Shoplifters movie review: This Hirokazu Kore-eda film will leave you shaken and fulfilled

Kore-eda can be said to be a family specialist, having created big things out of little gestures and unspoken thoughts in his previous films (Nobody Knows, Like Father, Like Son); here he continues with his exploration: what does it mean to be a family? Or soul-crushingly destructive. She becomes a part of them; she becomes ‘family’, and then, quite suddenly, things start to unravel. Advertising

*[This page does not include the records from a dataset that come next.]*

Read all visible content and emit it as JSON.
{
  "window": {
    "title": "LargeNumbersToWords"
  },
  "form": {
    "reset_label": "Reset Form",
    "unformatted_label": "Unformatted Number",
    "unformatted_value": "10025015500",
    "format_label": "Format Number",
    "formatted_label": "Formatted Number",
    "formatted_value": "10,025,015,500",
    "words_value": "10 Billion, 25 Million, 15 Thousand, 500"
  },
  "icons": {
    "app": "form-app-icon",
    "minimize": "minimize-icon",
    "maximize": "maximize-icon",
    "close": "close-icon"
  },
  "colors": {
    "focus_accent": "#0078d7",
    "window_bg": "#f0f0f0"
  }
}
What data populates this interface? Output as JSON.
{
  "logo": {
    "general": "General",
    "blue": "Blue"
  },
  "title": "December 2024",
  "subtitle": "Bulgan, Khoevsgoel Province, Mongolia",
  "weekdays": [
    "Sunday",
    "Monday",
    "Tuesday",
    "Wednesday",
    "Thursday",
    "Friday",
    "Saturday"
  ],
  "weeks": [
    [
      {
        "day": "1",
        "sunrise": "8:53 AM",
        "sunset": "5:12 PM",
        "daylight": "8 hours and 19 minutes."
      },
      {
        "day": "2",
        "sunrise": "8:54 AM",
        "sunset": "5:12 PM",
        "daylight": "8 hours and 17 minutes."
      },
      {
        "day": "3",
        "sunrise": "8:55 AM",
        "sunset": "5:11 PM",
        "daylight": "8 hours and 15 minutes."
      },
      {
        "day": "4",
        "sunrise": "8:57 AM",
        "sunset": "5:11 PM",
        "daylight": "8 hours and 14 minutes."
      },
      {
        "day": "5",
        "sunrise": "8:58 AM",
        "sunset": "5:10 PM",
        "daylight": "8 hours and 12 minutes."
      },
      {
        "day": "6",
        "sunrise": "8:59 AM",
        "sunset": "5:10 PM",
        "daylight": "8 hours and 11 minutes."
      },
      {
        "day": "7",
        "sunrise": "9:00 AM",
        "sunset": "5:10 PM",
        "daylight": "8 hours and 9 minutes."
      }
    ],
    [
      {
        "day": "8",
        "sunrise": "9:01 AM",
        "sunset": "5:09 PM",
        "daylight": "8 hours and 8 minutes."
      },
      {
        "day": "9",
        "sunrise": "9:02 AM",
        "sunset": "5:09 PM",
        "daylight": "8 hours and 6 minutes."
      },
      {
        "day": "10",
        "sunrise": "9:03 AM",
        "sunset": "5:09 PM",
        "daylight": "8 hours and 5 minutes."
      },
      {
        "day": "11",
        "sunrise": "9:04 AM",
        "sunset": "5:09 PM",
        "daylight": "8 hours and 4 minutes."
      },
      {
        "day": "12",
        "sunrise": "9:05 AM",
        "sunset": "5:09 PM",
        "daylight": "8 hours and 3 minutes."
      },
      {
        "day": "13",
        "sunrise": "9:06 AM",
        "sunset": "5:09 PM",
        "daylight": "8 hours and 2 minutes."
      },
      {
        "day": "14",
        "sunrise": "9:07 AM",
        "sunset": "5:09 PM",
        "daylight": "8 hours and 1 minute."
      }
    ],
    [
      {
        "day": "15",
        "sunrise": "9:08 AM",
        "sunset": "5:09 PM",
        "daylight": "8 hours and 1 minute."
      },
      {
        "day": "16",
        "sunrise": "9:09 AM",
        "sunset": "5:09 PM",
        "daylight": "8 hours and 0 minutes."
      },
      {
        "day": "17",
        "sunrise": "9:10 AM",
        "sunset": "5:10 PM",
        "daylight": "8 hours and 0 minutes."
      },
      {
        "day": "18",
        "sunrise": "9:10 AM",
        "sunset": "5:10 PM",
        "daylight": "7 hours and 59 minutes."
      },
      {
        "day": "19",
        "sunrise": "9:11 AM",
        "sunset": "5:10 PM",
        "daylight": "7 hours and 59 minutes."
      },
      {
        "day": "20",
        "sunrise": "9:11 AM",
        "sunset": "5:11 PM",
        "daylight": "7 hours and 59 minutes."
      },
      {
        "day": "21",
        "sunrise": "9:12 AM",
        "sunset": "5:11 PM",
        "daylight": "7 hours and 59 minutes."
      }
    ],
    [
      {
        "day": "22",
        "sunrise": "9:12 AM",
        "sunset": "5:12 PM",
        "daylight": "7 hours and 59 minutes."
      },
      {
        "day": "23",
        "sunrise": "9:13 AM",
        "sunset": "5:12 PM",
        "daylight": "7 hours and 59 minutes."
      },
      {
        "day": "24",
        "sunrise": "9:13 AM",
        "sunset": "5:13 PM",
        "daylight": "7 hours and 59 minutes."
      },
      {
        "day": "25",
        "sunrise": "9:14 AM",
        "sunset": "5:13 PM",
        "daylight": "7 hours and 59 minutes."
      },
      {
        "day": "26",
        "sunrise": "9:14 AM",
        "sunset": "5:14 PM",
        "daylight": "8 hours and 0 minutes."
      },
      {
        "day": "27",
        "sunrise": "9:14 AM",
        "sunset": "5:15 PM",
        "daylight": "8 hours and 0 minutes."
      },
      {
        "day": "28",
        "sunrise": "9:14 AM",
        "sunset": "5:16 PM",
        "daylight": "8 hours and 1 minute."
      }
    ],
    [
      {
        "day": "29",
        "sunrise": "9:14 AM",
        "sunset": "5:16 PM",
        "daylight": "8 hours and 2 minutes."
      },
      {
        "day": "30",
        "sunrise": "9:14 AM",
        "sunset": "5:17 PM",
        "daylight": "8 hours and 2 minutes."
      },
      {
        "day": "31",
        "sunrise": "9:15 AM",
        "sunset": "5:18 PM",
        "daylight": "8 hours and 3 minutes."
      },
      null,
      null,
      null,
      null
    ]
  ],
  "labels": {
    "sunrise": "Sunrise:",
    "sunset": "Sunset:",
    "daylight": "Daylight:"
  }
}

The money they all make legitimately is far from enough: this gang shoplifts to get by. And Kore-eda is a master: each revelation, as shocking as it is, comes with great delicacy and humaneness. The result is a devastatingly good film that leaves you shaken and stirred and fulfilled. There’s Nobuyo (Ando), with her mature beauty and her dispiriting job in a laundry, and the pretty Aki (Matsuoka) who works as a hostess in a ‘club’, the sort of place frequented by men in search of paid pleasure. They name her Yuri, and she, who has clearly been abandoned and abused by the parents who gave her birth, flowers. They may not, as we discover, share blood, but are more family than most families. That the performances are all top-notch (the little girl is a scene-stealer), helps. 0
Comment(s) Families may disintegrate, but love keeps us ticking over. It is a film edged by despair, and yet is life-affirming. In the hands of a less skilled craftsman, these shoplifters and their dodgy doings could easily have descended into sludge. Osamu and Shota work swiftly, deftly, in tandem, nicking little household items such as shampoo and soap, and go back to a warm space filled with soupy noodles and a kind of tenuous yet bracing love that keeps them all together. Advertising

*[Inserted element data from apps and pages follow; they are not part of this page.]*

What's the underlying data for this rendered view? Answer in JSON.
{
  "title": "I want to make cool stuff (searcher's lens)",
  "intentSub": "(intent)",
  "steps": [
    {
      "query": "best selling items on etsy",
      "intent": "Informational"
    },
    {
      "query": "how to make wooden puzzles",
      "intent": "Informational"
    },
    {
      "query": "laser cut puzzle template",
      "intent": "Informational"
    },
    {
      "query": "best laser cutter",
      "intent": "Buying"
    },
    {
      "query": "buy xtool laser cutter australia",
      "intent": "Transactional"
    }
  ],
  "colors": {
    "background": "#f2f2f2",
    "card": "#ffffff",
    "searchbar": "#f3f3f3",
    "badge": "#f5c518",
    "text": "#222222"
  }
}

Families can be nurturing and nourishing. There’s a grandma-like figure named Hatsue (Kiki), a man called Osamu (Franky) who is somewhat past his prime, and who goes out to ‘work’, accompanied by the sharp young Shota (Kairi Jyo). On the outskirts of Tokyo, there lives a group of tightly-knit people in an unimaginably cramped hovel. With Shoplifters, which won a top prize at the Cannes festival in 2018, Kore-eda digs in deep to ask seminal if uncomfortable questions: is it blood that binds us, or something else? Or both. And then one day, there arrives a very young girl (Sasaki) in their midst.